This wording fits, because Jesus mission is likely much bigger than simply the salvation of sinners. Certainly that is the part of his mission that concerns us and puts our heart at ease, but that’s not the sum total of God’s mission. The declaration talks about Jesus’ true humanity, Jesus’ authority, Jesus’ victory over sin and death, among other things. And there is more to Jesus’ mission than that. The very glory of God is an end goal of Jesus’ mission: “Truly truly, I say to you, the Son can do nothing of his own accord, but only what he sees the Father doing. For whatever the Father does, that the Son does likewise. For the Father loves the Son and shows him all that he himself is doing. And greater works than these will he show him, so that you may marvel.” (John 5:19-20) The whole discourse in John 5 speaks of the intimate relationship of God the Father and God the Son and God the Spirit – ultimately pointing to the end goal of the greater glory of the Triune God.

Rightly said then is the statement that Jesus is God’s mission. We could spend a lifetime contemplating the implications of that truth.

Soli Deo Gloria


Thursday, August 23, 2007

Back From Hiatus: On to more reading -- Union in Christ by Purves and Achtemeier

Yes, I've taken a three week or so hiatus from blogging. We've had a number of activities that have left me with little energy for blogging.

Yet the summer reading goes on, and as we bring our Covenant-First summer book clubs to a close, we're starting into Union In Christ: A Declaration for the Church by Andrew Purves and Mark Achtemeier. Thus, it's time for me to get back to the keyboard and think through this concise and well written document. This text is a different kind of document from the other books we’ve looked at this summer. Andrew Murray’s Absolute Surrender was a devotional book distilled from a number of addresses given to general audiences. Meanwhile Torrance’s Worship, Community, and the Triune God of Grace was distilled from a focused lecture series given to a group of theological students.

Union in Christ is not a series of lectures. It is subtitled “A Declaration for the Church” – the more likely literary parallel is the United States Declaration of Independence. In both, we have a short, pithy statement that is carefully worded and each phrase bears the weight of great reflection. On the other hand, the statement is designed to be intelligible to non-specialists. The language used is deliberately chosen to stir the hearts of readers.

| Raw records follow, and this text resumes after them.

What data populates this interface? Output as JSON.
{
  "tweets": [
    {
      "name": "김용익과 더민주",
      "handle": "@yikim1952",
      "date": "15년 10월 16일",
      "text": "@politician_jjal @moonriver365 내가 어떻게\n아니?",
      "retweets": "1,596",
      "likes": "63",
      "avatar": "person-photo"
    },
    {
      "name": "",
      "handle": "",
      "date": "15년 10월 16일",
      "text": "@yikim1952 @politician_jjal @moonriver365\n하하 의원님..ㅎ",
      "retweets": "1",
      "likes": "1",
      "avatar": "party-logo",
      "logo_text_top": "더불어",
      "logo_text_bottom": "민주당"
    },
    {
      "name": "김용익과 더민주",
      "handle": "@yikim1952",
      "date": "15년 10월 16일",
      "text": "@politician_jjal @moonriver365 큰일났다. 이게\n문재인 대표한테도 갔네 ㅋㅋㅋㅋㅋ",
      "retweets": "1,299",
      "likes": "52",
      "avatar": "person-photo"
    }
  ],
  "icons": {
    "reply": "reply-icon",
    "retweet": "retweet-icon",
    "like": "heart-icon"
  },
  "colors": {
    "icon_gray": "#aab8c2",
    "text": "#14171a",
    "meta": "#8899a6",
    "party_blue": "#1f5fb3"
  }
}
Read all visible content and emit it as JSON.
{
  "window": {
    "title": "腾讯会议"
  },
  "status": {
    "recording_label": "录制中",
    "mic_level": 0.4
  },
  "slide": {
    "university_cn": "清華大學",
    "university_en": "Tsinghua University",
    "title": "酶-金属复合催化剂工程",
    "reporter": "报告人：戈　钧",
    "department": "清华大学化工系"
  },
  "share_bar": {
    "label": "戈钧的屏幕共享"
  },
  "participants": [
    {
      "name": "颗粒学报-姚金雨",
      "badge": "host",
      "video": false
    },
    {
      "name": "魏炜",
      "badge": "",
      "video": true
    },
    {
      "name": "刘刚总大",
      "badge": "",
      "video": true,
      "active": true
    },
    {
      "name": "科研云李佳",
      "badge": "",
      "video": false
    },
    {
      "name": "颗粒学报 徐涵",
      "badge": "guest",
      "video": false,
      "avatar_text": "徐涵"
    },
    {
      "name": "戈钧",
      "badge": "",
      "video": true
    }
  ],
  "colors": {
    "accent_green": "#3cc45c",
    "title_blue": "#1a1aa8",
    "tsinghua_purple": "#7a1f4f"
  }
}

Both declarations were authored by small committees to be presented to larger bodies for approval (the continental congress in the case of the US declaration; the Presbyterian coalition in the case of Union in Christ).

However, the Union in Christ text also contains the author’s commentary on the declaration itself – thus we get to see and understand some of the reasoning going into the careful wording, and we’re prompted to greater reflection. In short, with the commentary and questions, a theological document transforms into a devotional piece. Purves and Achtemeier did a great service in continually pointing us to the scriptures that undergird their work. Too often in contemporary theology, scripture reference is an afterthought, lending the impression that the cleverness of the theologian is more important than the foundation upon which he builds. Purves and Achtemeier have no such inclinations. They consistently lead us back to scriptures. They take great pains to show that their teaching is not a new one – it is the foundational teaching of the church rooted in scripture; their aim has been to state the basic truths in fresh ways.

Like all documents, this one is time-bound. However as a declaration, it is designed to address the issues of its day – which continue to be issues within the Presbyterian church and the church at large. The five sections of this declaration deal with: Christology (who is this Jesus), discipleship (what is life in Jesus), authority (who says what’s what), mission (what is the church supposed to be doing), and church unity (what is it that binds us together). Purves and Achtemeier take pains to point out that a declaration, by its nature, is limited in scope. This isn’t a systematic theology. They ask that they evaluate the statement based on what it says about the topics covered, rather than what is left out.

So over the next few days, join me as we explore this document together.

Soli Deo Gloria